Over the course of the 20th century the Supreme Court has breathed life into the text of the First Amendment by upholding the right of the press to pursue its mission, no matter how detestable that might seem to those in power. The courts have imposed some limits on liberty, and some questions remain as to how far this liberty will extend to new media and to some of the more aggressive efforts employed by journalists to obtain the news. Still, as Justice Stewart wrote in the Pentagon Papers case, “without an informed and free press there cannot be an enlightened people.” The U.S. Supreme Court has yet to address many of the important issues raised by surreptitious newsgathering. And the issue at hand may be much larger than the pure legality of journalistic methods and behavior.

The face of journalism itself is changing to accommodate new technology, global events, and the complicated needs and interests of the viewer.
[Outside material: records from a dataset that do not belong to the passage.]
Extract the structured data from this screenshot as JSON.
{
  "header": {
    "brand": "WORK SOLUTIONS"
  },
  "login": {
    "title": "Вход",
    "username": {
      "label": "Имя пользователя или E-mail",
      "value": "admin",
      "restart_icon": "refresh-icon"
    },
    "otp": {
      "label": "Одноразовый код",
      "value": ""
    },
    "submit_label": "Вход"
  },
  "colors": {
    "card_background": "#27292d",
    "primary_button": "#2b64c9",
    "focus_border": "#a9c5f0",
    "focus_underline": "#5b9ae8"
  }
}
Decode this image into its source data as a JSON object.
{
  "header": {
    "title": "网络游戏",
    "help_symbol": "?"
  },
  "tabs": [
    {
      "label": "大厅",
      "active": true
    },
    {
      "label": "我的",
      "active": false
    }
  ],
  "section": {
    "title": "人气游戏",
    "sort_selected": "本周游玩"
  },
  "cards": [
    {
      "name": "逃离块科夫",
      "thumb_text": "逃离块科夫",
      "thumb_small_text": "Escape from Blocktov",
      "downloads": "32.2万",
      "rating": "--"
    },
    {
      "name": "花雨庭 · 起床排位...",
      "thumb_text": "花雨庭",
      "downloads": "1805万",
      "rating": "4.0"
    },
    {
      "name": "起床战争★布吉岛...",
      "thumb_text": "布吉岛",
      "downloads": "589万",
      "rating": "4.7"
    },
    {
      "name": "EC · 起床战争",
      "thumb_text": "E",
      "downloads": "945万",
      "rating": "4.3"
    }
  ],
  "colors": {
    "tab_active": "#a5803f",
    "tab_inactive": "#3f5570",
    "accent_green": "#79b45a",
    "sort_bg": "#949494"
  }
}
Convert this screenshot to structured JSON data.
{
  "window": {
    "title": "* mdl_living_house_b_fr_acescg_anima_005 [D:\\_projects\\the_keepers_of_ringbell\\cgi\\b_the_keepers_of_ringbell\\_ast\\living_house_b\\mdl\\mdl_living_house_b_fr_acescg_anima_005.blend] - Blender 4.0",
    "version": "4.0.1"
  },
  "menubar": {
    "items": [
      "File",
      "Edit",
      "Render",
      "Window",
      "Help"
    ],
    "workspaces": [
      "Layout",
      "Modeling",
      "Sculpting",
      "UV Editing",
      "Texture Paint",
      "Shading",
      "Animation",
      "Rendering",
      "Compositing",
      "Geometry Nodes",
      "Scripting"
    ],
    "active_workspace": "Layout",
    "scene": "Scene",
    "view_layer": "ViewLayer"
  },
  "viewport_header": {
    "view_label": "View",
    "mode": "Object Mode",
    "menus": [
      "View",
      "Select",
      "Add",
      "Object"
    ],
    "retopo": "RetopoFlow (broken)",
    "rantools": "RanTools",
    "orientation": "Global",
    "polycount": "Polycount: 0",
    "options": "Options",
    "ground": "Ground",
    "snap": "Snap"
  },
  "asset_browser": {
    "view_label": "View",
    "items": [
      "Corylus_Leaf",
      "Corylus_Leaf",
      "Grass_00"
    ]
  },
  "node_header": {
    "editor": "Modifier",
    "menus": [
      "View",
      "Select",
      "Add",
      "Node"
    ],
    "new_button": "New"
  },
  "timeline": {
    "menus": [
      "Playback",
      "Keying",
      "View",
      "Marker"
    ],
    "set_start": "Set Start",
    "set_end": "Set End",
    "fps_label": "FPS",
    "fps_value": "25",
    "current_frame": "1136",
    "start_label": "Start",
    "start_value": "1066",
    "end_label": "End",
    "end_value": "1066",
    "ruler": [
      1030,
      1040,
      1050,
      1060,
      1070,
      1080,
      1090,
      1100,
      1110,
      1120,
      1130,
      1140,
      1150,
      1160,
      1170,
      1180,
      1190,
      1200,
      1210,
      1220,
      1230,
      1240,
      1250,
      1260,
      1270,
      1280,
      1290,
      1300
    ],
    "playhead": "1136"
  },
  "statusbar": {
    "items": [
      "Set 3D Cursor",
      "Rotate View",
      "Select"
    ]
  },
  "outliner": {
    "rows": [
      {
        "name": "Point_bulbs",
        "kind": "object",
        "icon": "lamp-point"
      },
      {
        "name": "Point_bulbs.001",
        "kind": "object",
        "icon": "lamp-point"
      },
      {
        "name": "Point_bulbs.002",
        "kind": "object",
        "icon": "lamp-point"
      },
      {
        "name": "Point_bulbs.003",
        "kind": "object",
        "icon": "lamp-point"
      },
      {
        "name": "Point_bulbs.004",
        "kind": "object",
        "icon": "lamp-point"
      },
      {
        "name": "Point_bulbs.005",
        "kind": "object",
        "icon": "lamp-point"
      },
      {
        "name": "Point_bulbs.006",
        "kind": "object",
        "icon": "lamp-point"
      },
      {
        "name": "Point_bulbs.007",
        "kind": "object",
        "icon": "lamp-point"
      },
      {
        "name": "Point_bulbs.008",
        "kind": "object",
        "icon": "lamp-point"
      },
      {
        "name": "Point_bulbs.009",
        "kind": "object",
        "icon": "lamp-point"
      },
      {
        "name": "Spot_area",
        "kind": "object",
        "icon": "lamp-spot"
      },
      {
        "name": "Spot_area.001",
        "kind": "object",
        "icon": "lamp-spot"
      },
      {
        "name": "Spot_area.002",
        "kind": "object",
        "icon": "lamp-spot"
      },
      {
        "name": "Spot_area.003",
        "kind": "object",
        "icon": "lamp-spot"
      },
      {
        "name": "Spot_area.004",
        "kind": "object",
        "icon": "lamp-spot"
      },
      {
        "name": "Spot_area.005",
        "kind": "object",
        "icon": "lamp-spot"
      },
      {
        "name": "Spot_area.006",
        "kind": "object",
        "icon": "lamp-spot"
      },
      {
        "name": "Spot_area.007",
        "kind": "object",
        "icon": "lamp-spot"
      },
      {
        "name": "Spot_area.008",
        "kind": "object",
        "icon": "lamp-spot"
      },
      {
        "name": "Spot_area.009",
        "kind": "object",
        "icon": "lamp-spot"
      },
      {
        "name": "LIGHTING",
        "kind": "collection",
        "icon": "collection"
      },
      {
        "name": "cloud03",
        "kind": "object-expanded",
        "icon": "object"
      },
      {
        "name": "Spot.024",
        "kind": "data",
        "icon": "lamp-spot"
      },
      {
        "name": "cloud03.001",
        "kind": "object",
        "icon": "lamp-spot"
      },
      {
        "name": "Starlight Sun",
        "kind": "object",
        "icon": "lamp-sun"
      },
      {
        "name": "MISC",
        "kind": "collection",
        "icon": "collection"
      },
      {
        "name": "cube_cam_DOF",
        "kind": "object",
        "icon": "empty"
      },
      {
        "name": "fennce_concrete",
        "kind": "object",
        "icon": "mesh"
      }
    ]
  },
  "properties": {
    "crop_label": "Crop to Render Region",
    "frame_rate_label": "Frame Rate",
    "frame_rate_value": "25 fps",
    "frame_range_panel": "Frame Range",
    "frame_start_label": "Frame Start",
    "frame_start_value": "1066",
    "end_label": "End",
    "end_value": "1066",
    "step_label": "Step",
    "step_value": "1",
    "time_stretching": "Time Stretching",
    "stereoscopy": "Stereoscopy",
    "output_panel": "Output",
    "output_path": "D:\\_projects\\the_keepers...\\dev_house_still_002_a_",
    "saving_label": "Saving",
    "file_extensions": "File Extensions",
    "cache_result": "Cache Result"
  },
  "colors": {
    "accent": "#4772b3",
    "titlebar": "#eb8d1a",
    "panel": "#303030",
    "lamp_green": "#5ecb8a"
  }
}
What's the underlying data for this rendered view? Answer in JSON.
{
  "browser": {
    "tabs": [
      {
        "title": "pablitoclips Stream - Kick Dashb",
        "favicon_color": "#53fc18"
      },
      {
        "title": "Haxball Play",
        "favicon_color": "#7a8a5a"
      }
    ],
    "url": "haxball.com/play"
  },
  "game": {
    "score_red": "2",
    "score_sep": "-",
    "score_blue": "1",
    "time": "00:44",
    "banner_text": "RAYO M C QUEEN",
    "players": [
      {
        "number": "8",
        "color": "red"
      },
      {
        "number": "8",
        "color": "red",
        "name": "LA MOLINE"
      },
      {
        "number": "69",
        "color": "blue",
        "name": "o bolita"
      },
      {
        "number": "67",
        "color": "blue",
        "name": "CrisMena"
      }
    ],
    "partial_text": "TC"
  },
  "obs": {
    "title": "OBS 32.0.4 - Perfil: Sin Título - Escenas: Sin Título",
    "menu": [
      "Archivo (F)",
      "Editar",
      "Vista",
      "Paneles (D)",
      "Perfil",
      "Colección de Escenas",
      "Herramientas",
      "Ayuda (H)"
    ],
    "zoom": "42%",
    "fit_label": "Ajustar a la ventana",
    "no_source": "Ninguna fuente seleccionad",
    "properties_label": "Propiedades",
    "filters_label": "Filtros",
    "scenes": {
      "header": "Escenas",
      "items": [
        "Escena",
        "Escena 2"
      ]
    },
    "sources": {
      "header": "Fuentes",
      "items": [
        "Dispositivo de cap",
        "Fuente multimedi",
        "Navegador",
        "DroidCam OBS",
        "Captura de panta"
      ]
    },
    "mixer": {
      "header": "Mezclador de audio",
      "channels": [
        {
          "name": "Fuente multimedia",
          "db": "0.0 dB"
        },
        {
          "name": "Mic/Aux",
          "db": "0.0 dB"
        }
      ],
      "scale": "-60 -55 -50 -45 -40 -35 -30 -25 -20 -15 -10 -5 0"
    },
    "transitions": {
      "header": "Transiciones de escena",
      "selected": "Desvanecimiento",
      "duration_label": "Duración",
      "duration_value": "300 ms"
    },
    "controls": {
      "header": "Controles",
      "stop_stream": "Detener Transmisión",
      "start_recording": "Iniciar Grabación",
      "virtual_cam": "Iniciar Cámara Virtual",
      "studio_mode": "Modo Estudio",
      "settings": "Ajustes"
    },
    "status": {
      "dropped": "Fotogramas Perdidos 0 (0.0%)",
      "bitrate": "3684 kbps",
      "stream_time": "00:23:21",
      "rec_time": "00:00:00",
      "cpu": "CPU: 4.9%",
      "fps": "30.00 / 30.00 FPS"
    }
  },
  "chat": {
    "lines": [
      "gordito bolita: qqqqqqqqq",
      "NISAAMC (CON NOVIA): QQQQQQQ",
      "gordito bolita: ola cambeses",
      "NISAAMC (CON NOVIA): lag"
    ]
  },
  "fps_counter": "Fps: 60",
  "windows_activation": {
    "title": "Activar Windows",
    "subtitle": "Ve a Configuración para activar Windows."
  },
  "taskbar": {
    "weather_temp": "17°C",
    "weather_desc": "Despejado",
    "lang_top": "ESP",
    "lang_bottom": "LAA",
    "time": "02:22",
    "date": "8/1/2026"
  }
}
In the case of Food Lion, many argue that “the prime time magazines are under enormous pressure to tell clear, simple stories, with victims and villains, preferably illustrated with eye-catching video,” (Gunther, 1998) The challenge facing the courts then, is to ensure that investigative journalism can continue to produce hard-hitting stories that expose wrongdoing, while avoiding the litigation that redirects blame to the journalists. Like most legal issues, the balance is unstable, but the public can only be best served once the question of the media and constitutional protection have been put to rest. The freedom of the press will remain as one of the most important freedoms in our country. So as a country, it should be of utmost importance to hold on to that freedom, with the press and public attempting to work together to maintain liberty.

Andrew Hamilton said it best in a speech he gave on August 4, 1735: Power may justly be compared to a great river; while keeping its bounds, it is both beautiful and useful, but when it overflows its banks, it is then too impetuous to be stemmed; it bears down all before it, and brings destruction and desolation wherever it comes. If, then, this be the nature of power, let us at least do our duty as a country, and like wise men who value freedom, use our utmost care to support liberty, the only bulwark against lawless power, which, in all ages has sacrificed the blood of the best men that ever lived. Bibliography Associated Press. “Federal appeals court reverses fraud verdict against ABC in Food Lion case.” available [online] 20/food lion.html, February 18, 2000. This article, and this case in general was extremely helpful, containing valueable information regarding a case that strongly supported the arguement that the press should not be regulated. Bowes, Kay.

Journalism Ethics Columbus Publications. 1997. Encarta Online Delux. “Andrew Hamilton on Free Speech and Press.” available [online] January 8, 2000.

FindLaw Constitution. “Invasion of Privacy.” available [online] ent01/19.html, January 12, 2000. Gunther, Marc. “The Lion’s Share.” American Journalism Review, March 1997. Hamill, Pete. News is a Verb. Ballantine Publishing Group.

1997. Holland, Keating. Poll: Strong majority do not want Clinton removed from office. available /, January 26, 2000. 20

“Kenneth Starr.” available [online] February 16, 2000. Iggers, Jeremy. Good News, Bad News. Westview Press. 1998 This book played a vital part in my researc paper, supplying most of my basis for the codes of ethics journalists must follow.

Isikof, Michael. and Thomas, Evan. “The President and the intern.” Newsweek 2 Feb.1998. Kennedy, Bruce. “JFK Jr.: Reluctant Crown Prince or America’s “Royal Family.” available [online] rofile/index.html, Februrary 20, 2000. Levy, Beth. Bonilla, Denise M.

The Power of the Press. H.W. Wilson Company. New York, 1999. McWilliams, Walter. “Consensual Crimes Corrupt the Freedom of the Press.” available [online] Sabjan, Kathryn.

“Tabloid Journalism.” [online] available, December 20, 1999. Schwartz, Bernard. Freedom of the Press. Facts on file Publishing. 1992.

This book was also very important to my paper, as it had an incredible amount of facts regarding the history of the Freedom of the Press. 21 Wilson, Mike. “Freedom of the Press: How far does it go?” Cobblestone. January 1999. Proquest.

January 20, 2000.